* **Directions**
Please repeat every record exactly, leaving out any pictures.

━━━

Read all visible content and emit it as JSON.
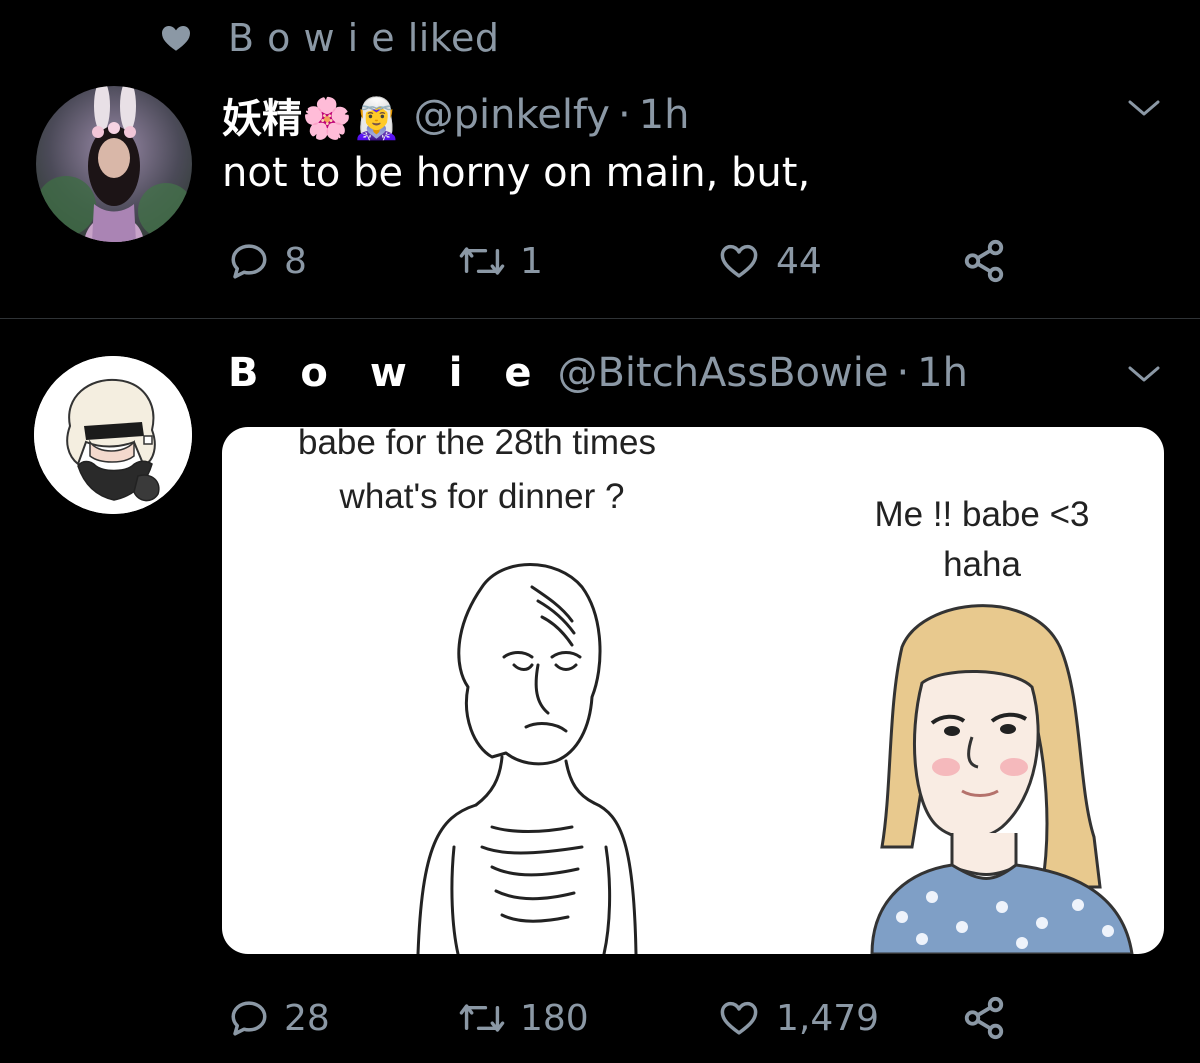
{
  "social_context": {
    "icon": "heart-icon",
    "text": "B o w i  e liked"
  },
  "tweet1": {
    "display_name": "妖精🌸🧝‍♀️",
    "handle": "@pinkelfy",
    "separator": "·",
    "time": "1h",
    "text": "not to be horny on main, but,",
    "actions": {
      "replies": "8",
      "retweets": "1",
      "likes": "44"
    }
  },
  "tweet2": {
    "display_name": "B o w i  e",
    "handle": "@BitchAssBowie",
    "separator": "·",
    "time": "1h",
    "media": {
      "left_caption_line1": "babe for the 28th times",
      "left_caption_line2": "what's for dinner ?",
      "right_caption_line1": "Me !! babe <3",
      "right_caption_line2": "haha"
    },
    "actions": {
      "replies": "28",
      "retweets": "180",
      "likes": "1,479"
    }
  },
  "colors": {
    "background": "#000000",
    "muted": "#8b98a5",
    "divider": "#2f3336"
  }
}
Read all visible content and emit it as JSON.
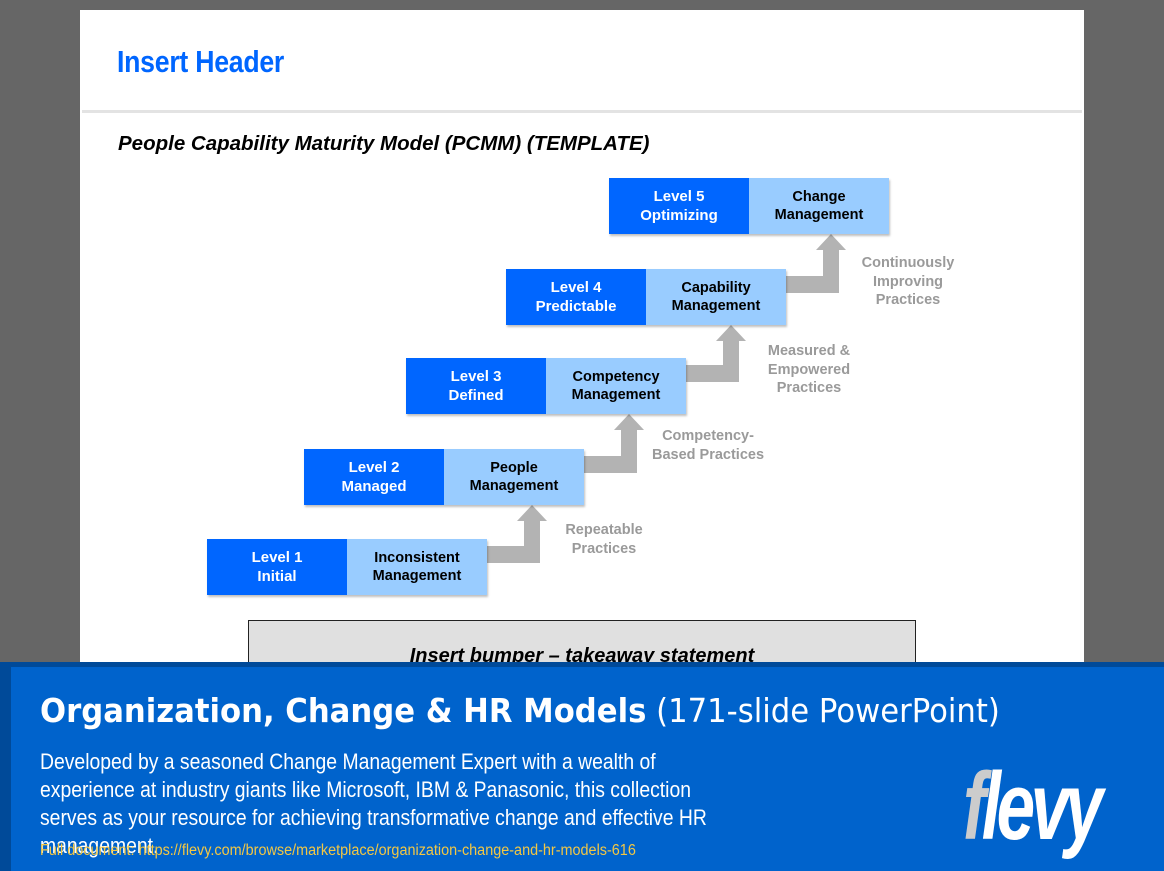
{
  "slide": {
    "header": "Insert Header",
    "subtitle": "People Capability Maturity Model (PCMM) (TEMPLATE)",
    "levels": [
      {
        "level": "Level 1",
        "name": "Initial",
        "focus_line1": "Inconsistent",
        "focus_line2": "Management"
      },
      {
        "level": "Level 2",
        "name": "Managed",
        "focus_line1": "People",
        "focus_line2": "Management"
      },
      {
        "level": "Level 3",
        "name": "Defined",
        "focus_line1": "Competency",
        "focus_line2": "Management"
      },
      {
        "level": "Level 4",
        "name": "Predictable",
        "focus_line1": "Capability",
        "focus_line2": "Management"
      },
      {
        "level": "Level 5",
        "name": "Optimizing",
        "focus_line1": "Change",
        "focus_line2": "Management"
      }
    ],
    "transitions": [
      {
        "line1": "Repeatable",
        "line2": "Practices",
        "line3": ""
      },
      {
        "line1": "Competency-",
        "line2": "Based Practices",
        "line3": ""
      },
      {
        "line1": "Measured &",
        "line2": "Empowered",
        "line3": "Practices"
      },
      {
        "line1": "Continuously",
        "line2": "Improving",
        "line3": "Practices"
      }
    ],
    "bumper": "Insert bumper – takeaway statement"
  },
  "colors": {
    "level_dark": "#0066ff",
    "level_light": "#99ccff",
    "arrow": "#b3b3b3",
    "header": "#0066ff",
    "banner": "#0063cc",
    "link": "#f2c744"
  },
  "banner": {
    "title_strong": "Organization, Change & HR Models",
    "title_light": "(171-slide PowerPoint)",
    "description": "Developed by a seasoned Change Management Expert with a wealth of experience at industry giants like Microsoft, IBM & Panasonic, this collection serves as your resource for achieving transformative change and effective HR management.",
    "link": "Full document: https://flevy.com/browse/marketplace/organization-change-and-hr-models-616",
    "logo_f": "f",
    "logo_rest": "levy"
  }
}
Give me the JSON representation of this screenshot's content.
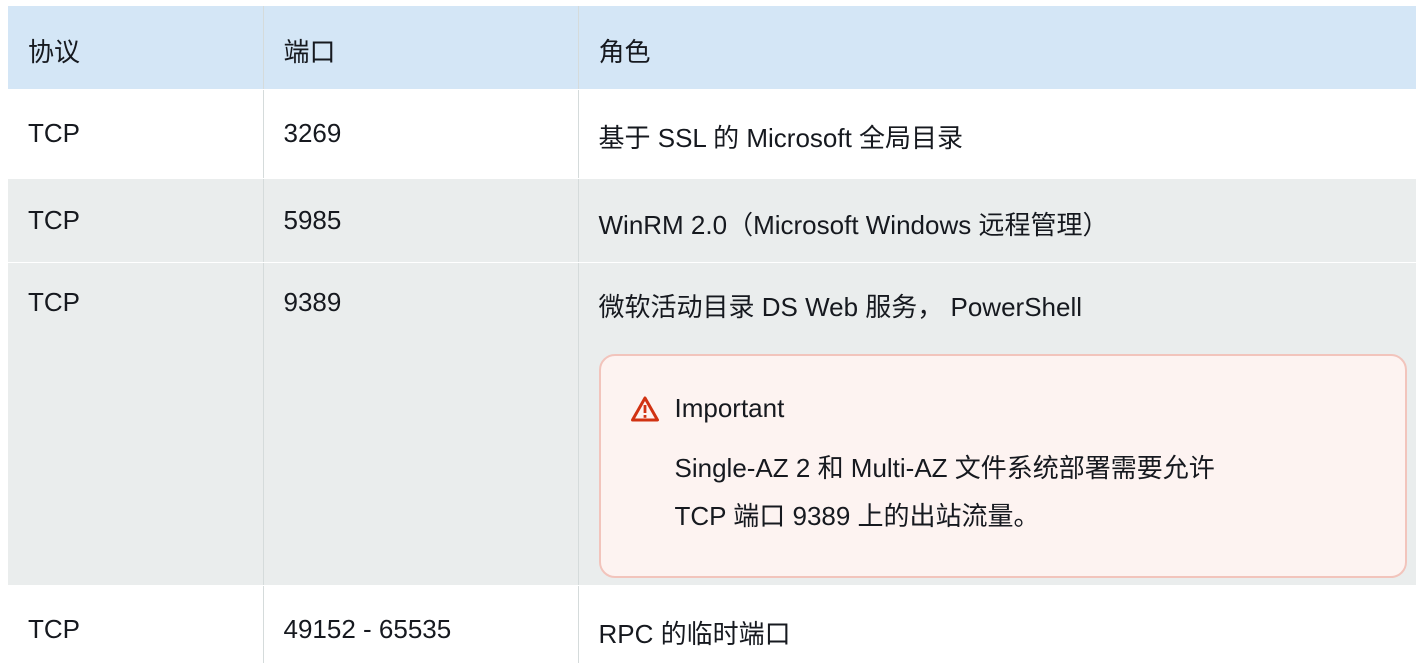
{
  "table": {
    "headers": [
      "协议",
      "端口",
      "角色"
    ],
    "rows": [
      {
        "protocol": "TCP",
        "port": "3269",
        "role": "基于 SSL 的 Microsoft 全局目录"
      },
      {
        "protocol": "TCP",
        "port": "5985",
        "role": "WinRM 2.0（Microsoft Windows 远程管理）"
      },
      {
        "protocol": "TCP",
        "port": "9389",
        "role": "微软活动目录 DS Web 服务， PowerShell"
      },
      {
        "protocol": "TCP",
        "port": "49152 - 65535",
        "role": "RPC 的临时端口"
      }
    ]
  },
  "alert": {
    "icon": "warning-triangle-icon",
    "title": "Important",
    "line1": "Single-AZ 2 和 Multi-AZ 文件系统部署需要允许",
    "line2": "TCP 端口 9389 上的出站流量。",
    "color": "#d13212"
  }
}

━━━

* **Exercise solution**
Read all visible content and emit it as JSON.
{
  "social_context": {
    "icon": "heart-icon",
    "text": "B o w i  e liked"
  },
  "tweet1": {
    "display_name": "妖精🌸🧝‍♀️",
    "handle": "@pinkelfy",
    "separator": "·",
    "time": "1h",
    "text": "not to be horny on main, but,",
    "actions": {
      "replies": "8",
      "retweets": "1",
      "likes": "44"
    }
  },
  "tweet2": {
    "display_name": "B o w i  e",
    "handle": "@BitchAssBowie",
    "separator": "·",
    "time": "1h",
    "media": {
      "left_caption_line1": "babe for the 28th times",
      "left_caption_line2": "what's for dinner ?",
      "right_caption_line1": "Me !! babe <3",
      "right_caption_line2": "haha"
    },
    "actions": {
      "replies": "28",
      "retweets": "180",
      "likes": "1,479"
    }
  },
  "colors": {
    "background": "#000000",
    "muted": "#8b98a5",
    "divider": "#2f3336"
  }
}
Read all visible content and emit it as JSON.
{
  "slide": {
    "header": "Insert Header",
    "subtitle": "People Capability Maturity Model (PCMM) (TEMPLATE)",
    "levels": [
      {
        "level": "Level 1",
        "name": "Initial",
        "focus_line1": "Inconsistent",
        "focus_line2": "Management"
      },
      {
        "level": "Level 2",
        "name": "Managed",
        "focus_line1": "People",
        "focus_line2": "Management"
      },
      {
        "level": "Level 3",
        "name": "Defined",
        "focus_line1": "Competency",
        "focus_line2": "Management"
      },
      {
        "level": "Level 4",
        "name": "Predictable",
        "focus_line1": "Capability",
        "focus_line2": "Management"
      },
      {
        "level": "Level 5",
        "name": "Optimizing",
        "focus_line1": "Change",
        "focus_line2": "Management"
      }
    ],
    "transitions": [
      {
        "line1": "Repeatable",
        "line2": "Practices",
        "line3": ""
      },
      {
        "line1": "Competency-",
        "line2": "Based Practices",
        "line3": ""
      },
      {
        "line1": "Measured &",
        "line2": "Empowered",
        "line3": "Practices"
      },
      {
        "line1": "Continuously",
        "line2": "Improving",
        "line3": "Practices"
      }
    ],
    "bumper": "Insert bumper – takeaway statement"
  },
  "colors": {
    "level_dark": "#0066ff",
    "level_light": "#99ccff",
    "arrow": "#b3b3b3",
    "header": "#0066ff",
    "banner": "#0063cc",
    "link": "#f2c744"
  },
  "banner": {
    "title_strong": "Organization, Change & HR Models",
    "title_light": "(171-slide PowerPoint)",
    "description": "Developed by a seasoned Change Management Expert with a wealth of experience at industry giants like Microsoft, IBM & Panasonic, this collection serves as your resource for achieving transformative change and effective HR management.",
    "link": "Full document: https://flevy.com/browse/marketplace/organization-change-and-hr-models-616",
    "logo_f": "f",
    "logo_rest": "levy"
  }
}
Give me the JSON representation of this screenshot's content.
{
  "table": {
    "headers": [
      "协议",
      "端口",
      "角色"
    ],
    "rows": [
      {
        "protocol": "TCP",
        "port": "3269",
        "role": "基于 SSL 的 Microsoft 全局目录"
      },
      {
        "protocol": "TCP",
        "port": "5985",
        "role": "WinRM 2.0（Microsoft Windows 远程管理）"
      },
      {
        "protocol": "TCP",
        "port": "9389",
        "role": "微软活动目录 DS Web 服务， PowerShell"
      },
      {
        "protocol": "TCP",
        "port": "49152 - 65535",
        "role": "RPC 的临时端口"
      }
    ]
  },
  "alert": {
    "icon": "warning-triangle-icon",
    "title": "Important",
    "line1": "Single-AZ 2 和 Multi-AZ 文件系统部署需要允许",
    "line2": "TCP 端口 9389 上的出站流量。",
    "color": "#d13212"
  }
}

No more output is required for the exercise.